When Sen.-designate Tim Scott (R-S.C.) replaces Sen. Jim DeMint (R) next year, he will become the upper chamber’s only African American and the first black senator from the South since Reconstruction.
Scott was born in 1965. He and his siblings were raised in Charleston by a single mother who worked as a nurse’s assistant, according to the Almanac of American Politics. In high school, Scott befriended the owner of a local fast-food restaurant who became a mentor.
An athlete, Scott went on to earn a partial football scholarship to Presbyterian College and later wound up Charleston Southern University, where in 1988 where he graduated with a bachelor’s degree in political science.
Scott went on to work in the real estate and insurance industries. He was the owner of Tim Scott Allstate and partner of Pathway Real Estate Group, his congressional biography notes. He made his first run for office in 1995.
That year, Scott made a bid for a spot on the Charleston County Council and won with ease. In a lengthy profile of Scott published earlier this year, National Journal’s Ben Terris explains how Scott’s presence on the county council helped the GOP:
From the start, Scott’s presence on the council paid dividends for Republicans. Civil-rights advocates in the city had long claimed that its at-large districts made it difficult for minorities to get proper representation, but a lawsuit asserting that Charleston’s at-large system violated the Voting Rights Act of 1965 was thrown out shortly after Scott’s election.
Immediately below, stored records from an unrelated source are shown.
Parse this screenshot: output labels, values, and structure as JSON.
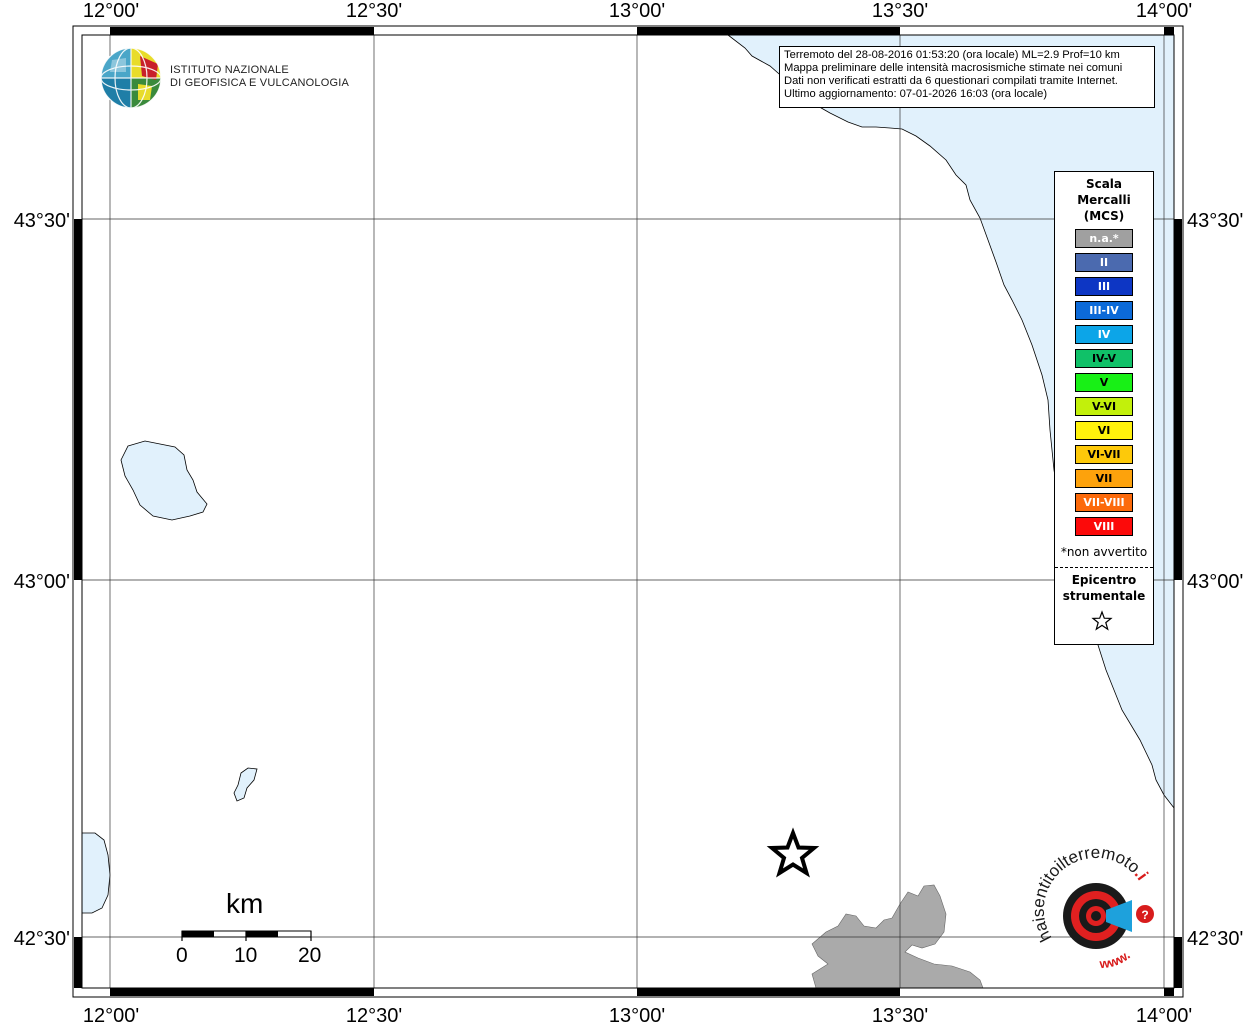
{
  "map": {
    "top_lon_labels": [
      "12°00'",
      "12°30'",
      "13°00'",
      "13°30'",
      "14°00'"
    ],
    "bottom_lon_labels": [
      "12°00'",
      "12°30'",
      "13°00'",
      "13°30'",
      "14°00'"
    ],
    "left_lat_labels": [
      "43°30'",
      "43°00'",
      "42°30'"
    ],
    "right_lat_labels": [
      "43°30'",
      "43°00'",
      "42°30'"
    ],
    "sea_color": "#e1f1fc",
    "land_color": "#ffffff",
    "shaded_region_color": "#aaaaaa"
  },
  "logo": {
    "line1": "ISTITUTO NAZIONALE",
    "line2": "DI GEOFISICA E VULCANOLOGIA"
  },
  "info": {
    "line1": "Terremoto del 28-08-2016 01:53:20 (ora locale) ML=2.9 Prof=10 km",
    "line2": "Mappa preliminare delle intensità macrosismiche stimate nei comuni",
    "line3": "Dati non verificati estratti da 6 questionari compilati tramite Internet.",
    "line4": "Ultimo aggiornamento: 07-01-2026 16:03 (ora locale)"
  },
  "legend": {
    "title_lines": [
      "Scala",
      "Mercalli",
      "(MCS)"
    ],
    "items": [
      {
        "label": "n.a.*",
        "color": "#a0a0a0"
      },
      {
        "label": "II",
        "color": "#4b6aaf"
      },
      {
        "label": "III",
        "color": "#0d36c4"
      },
      {
        "label": "III-IV",
        "color": "#0c6ad8"
      },
      {
        "label": "IV",
        "color": "#0ca5e8"
      },
      {
        "label": "IV-V",
        "color": "#10c168"
      },
      {
        "label": "V",
        "color": "#18f016"
      },
      {
        "label": "V-VI",
        "color": "#c2f00b"
      },
      {
        "label": "VI",
        "color": "#fff20c"
      },
      {
        "label": "VI-VII",
        "color": "#fdc90a"
      },
      {
        "label": "VII",
        "color": "#fda20c"
      },
      {
        "label": "VII-VIII",
        "color": "#fc6a0b"
      },
      {
        "label": "VIII",
        "color": "#fc0a0a"
      }
    ],
    "na_note": "*non avvertito",
    "epicenter_lines": [
      "Epicentro",
      "strumentale"
    ]
  },
  "scale": {
    "title": "km",
    "ticks": [
      "0",
      "10",
      "20"
    ]
  },
  "brand": {
    "text_black": "haisentitoilterremoto",
    "text_red": ".it",
    "text_www": "www."
  }
}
In 2001, after a series of appeals, Charleston adopted a system of single-member districts, but during the interim, Republicans often cited Scott’s place on the council as proof that minorities could get elected there.
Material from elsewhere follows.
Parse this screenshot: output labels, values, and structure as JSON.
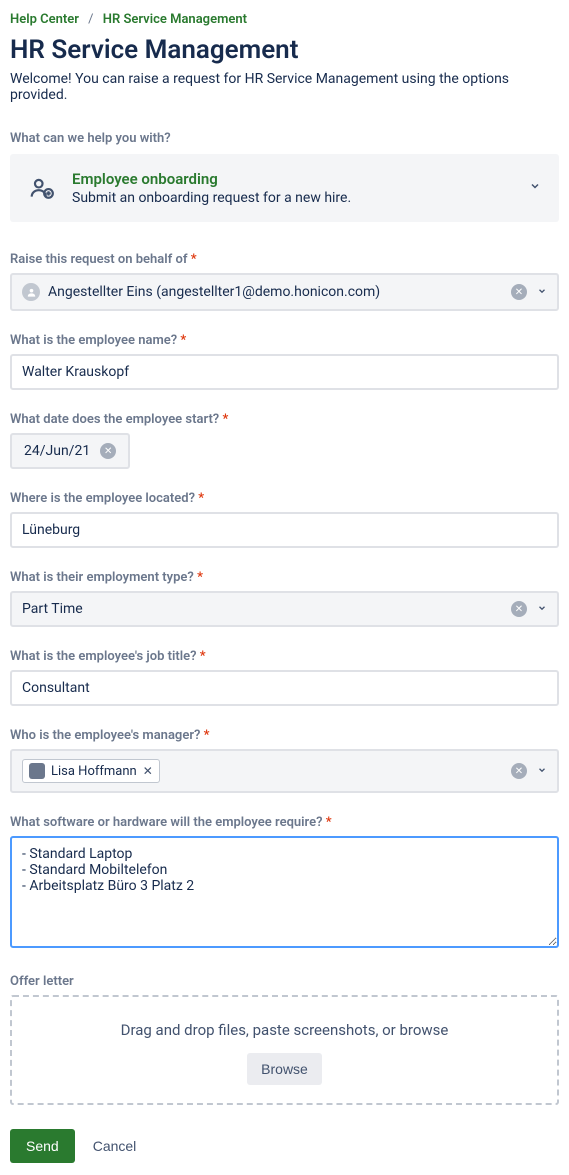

Scott served on the Charleston County Council for 13 years before being elected to the state House in 2008. There, he was selected to be chairman of the Freshman Caucus and House Whip.
Scott burst onto the national scene on 2010, when he defeated Paul Thurmond in a runoff election for the Republican nomination in the state’s 1st Congressional District. When he won his seat in Congress that November, Scott made history, becoming the first black congressional Republican from the Deep South since Reconstruction.
What's more, in defeating Thurmond in the primary, Scott beat the son of the well-known late senator Strom Thurmond, who ran for president in 1948 on a segregationist platform. Scott was a co-chair on Thurmond’s final Senate reelection campaign in 1996.
Shortly after being elected to the House, Scott declined to join the Congressional Black Caucus. "While I recognize the efforts of the CBC and appreciate their invitation for me to caucus with them, I will not be joining at this time,” Scott said at the time. “My campaign was never about race."
In the House, Scott has crafted a conservative record and hasn’t been afraid to go against the grain of GOP leadership. The freshman, who tied as the 80th most conservative member of the House, according to National Journal’s 2011 Vote Ratings, was one of 22 House Republicans to vote against a leadership-backed measure to raise the debt ceiling that year.
As Terris notes in his profile of Scott, the congressman is staunchly conservative, but he enjoys a warmer relationship with GOP leadership than other members at the rightward end of the conference. For example, Scott was selected by GOP leaders to serve on the Elected Leadership Committee.
Scott remains very popular with tea party activists and other conservative groups. The anti-tax Club For Growth lauded Gov. Nikki Haley’s (R) selection of Scott to replace DeMint as a “great choice.” The conservative group Americans For Prosperity called him an “excellent choice.”
Scott would face his next election in 2014, with state law requiring an appointed senator to face reelection during the next scheduled general election.